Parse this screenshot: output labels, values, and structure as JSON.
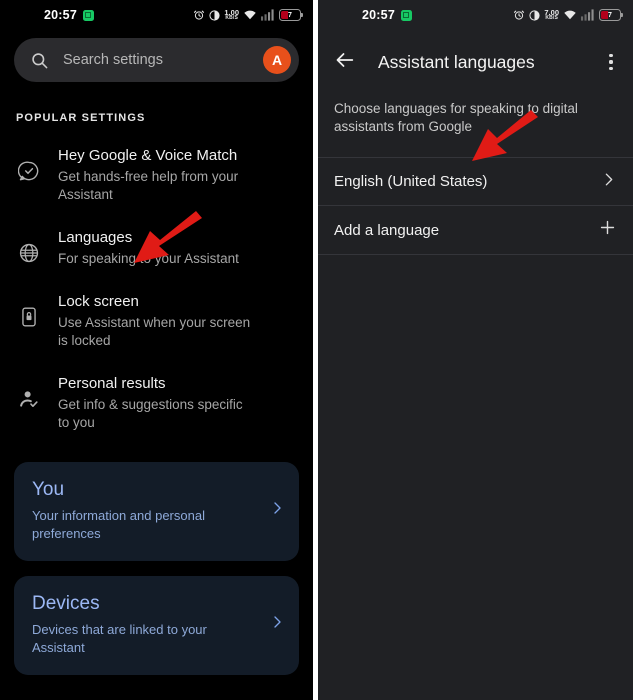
{
  "left_screen": {
    "status_bar": {
      "time": "20:57",
      "data_rate_value": "1.00",
      "data_rate_unit": "KB/S",
      "battery_level": "7",
      "icons": [
        "alarm-icon",
        "dnd-icon",
        "data-rate-icon",
        "wifi-icon",
        "signal-icon",
        "battery-icon"
      ]
    },
    "search": {
      "placeholder": "Search settings",
      "avatar_initial": "A"
    },
    "section_title": "POPULAR SETTINGS",
    "settings": [
      {
        "icon": "voice-match-check-icon",
        "title": "Hey Google & Voice Match",
        "subtitle": "Get hands-free help from your Assistant"
      },
      {
        "icon": "globe-icon",
        "title": "Languages",
        "subtitle": "For speaking to your Assistant"
      },
      {
        "icon": "phone-lock-icon",
        "title": "Lock screen",
        "subtitle": "Use Assistant when your screen is locked"
      },
      {
        "icon": "person-check-icon",
        "title": "Personal results",
        "subtitle": "Get info & suggestions specific to you"
      }
    ],
    "cards": [
      {
        "title": "You",
        "subtitle": "Your information and personal preferences"
      },
      {
        "title": "Devices",
        "subtitle": "Devices that are linked to your Assistant"
      }
    ]
  },
  "right_screen": {
    "status_bar": {
      "time": "20:57",
      "data_rate_value": "7.00",
      "data_rate_unit": "KB/S",
      "battery_level": "7"
    },
    "appbar": {
      "back_icon": "back-arrow-icon",
      "title": "Assistant languages",
      "overflow_icon": "more-vertical-icon"
    },
    "description": "Choose languages for speaking to digital assistants from Google",
    "languages": [
      {
        "label": "English (United States)",
        "trailing_icon": "chevron-right-icon"
      },
      {
        "label": "Add a language",
        "trailing_icon": "plus-icon"
      }
    ]
  },
  "annotations": {
    "arrow_color": "#e01b16",
    "arrows": [
      {
        "name": "arrow-pointing-to-languages",
        "target": "Languages"
      },
      {
        "name": "arrow-pointing-to-english-united-states",
        "target": "English (United States)"
      }
    ]
  }
}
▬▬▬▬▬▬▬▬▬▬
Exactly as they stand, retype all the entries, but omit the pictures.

Parse this screenshot: output labels, values, and structure as JSON.
{
  "left_screen": {
    "status_bar": {
      "time": "20:57",
      "data_rate_value": "1.00",
      "data_rate_unit": "KB/S",
      "battery_level": "7",
      "icons": [
        "alarm-icon",
        "dnd-icon",
        "data-rate-icon",
        "wifi-icon",
        "signal-icon",
        "battery-icon"
      ]
    },
    "search": {
      "placeholder": "Search settings",
      "avatar_initial": "A"
    },
    "section_title": "POPULAR SETTINGS",
    "settings": [
      {
        "icon": "voice-match-check-icon",
        "title": "Hey Google & Voice Match",
        "subtitle": "Get hands-free help from your Assistant"
      },
      {
        "icon": "globe-icon",
        "title": "Languages",
        "subtitle": "For speaking to your Assistant"
      },
      {
        "icon": "phone-lock-icon",
        "title": "Lock screen",
        "subtitle": "Use Assistant when your screen is locked"
      },
      {
        "icon": "person-check-icon",
        "title": "Personal results",
        "subtitle": "Get info & suggestions specific to you"
      }
    ],
    "cards": [
      {
        "title": "You",
        "subtitle": "Your information and personal preferences"
      },
      {
        "title": "Devices",
        "subtitle": "Devices that are linked to your Assistant"
      }
    ]
  },
  "right_screen": {
    "status_bar": {
      "time": "20:57",
      "data_rate_value": "7.00",
      "data_rate_unit": "KB/S",
      "battery_level": "7"
    },
    "appbar": {
      "back_icon": "back-arrow-icon",
      "title": "Assistant languages",
      "overflow_icon": "more-vertical-icon"
    },
    "description": "Choose languages for speaking to digital assistants from Google",
    "languages": [
      {
        "label": "English (United States)",
        "trailing_icon": "chevron-right-icon"
      },
      {
        "label": "Add a language",
        "trailing_icon": "plus-icon"
      }
    ]
  },
  "annotations": {
    "arrow_color": "#e01b16",
    "arrows": [
      {
        "name": "arrow-pointing-to-languages",
        "target": "Languages"
      },
      {
        "name": "arrow-pointing-to-english-united-states",
        "target": "English (United States)"
      }
    ]
  }
}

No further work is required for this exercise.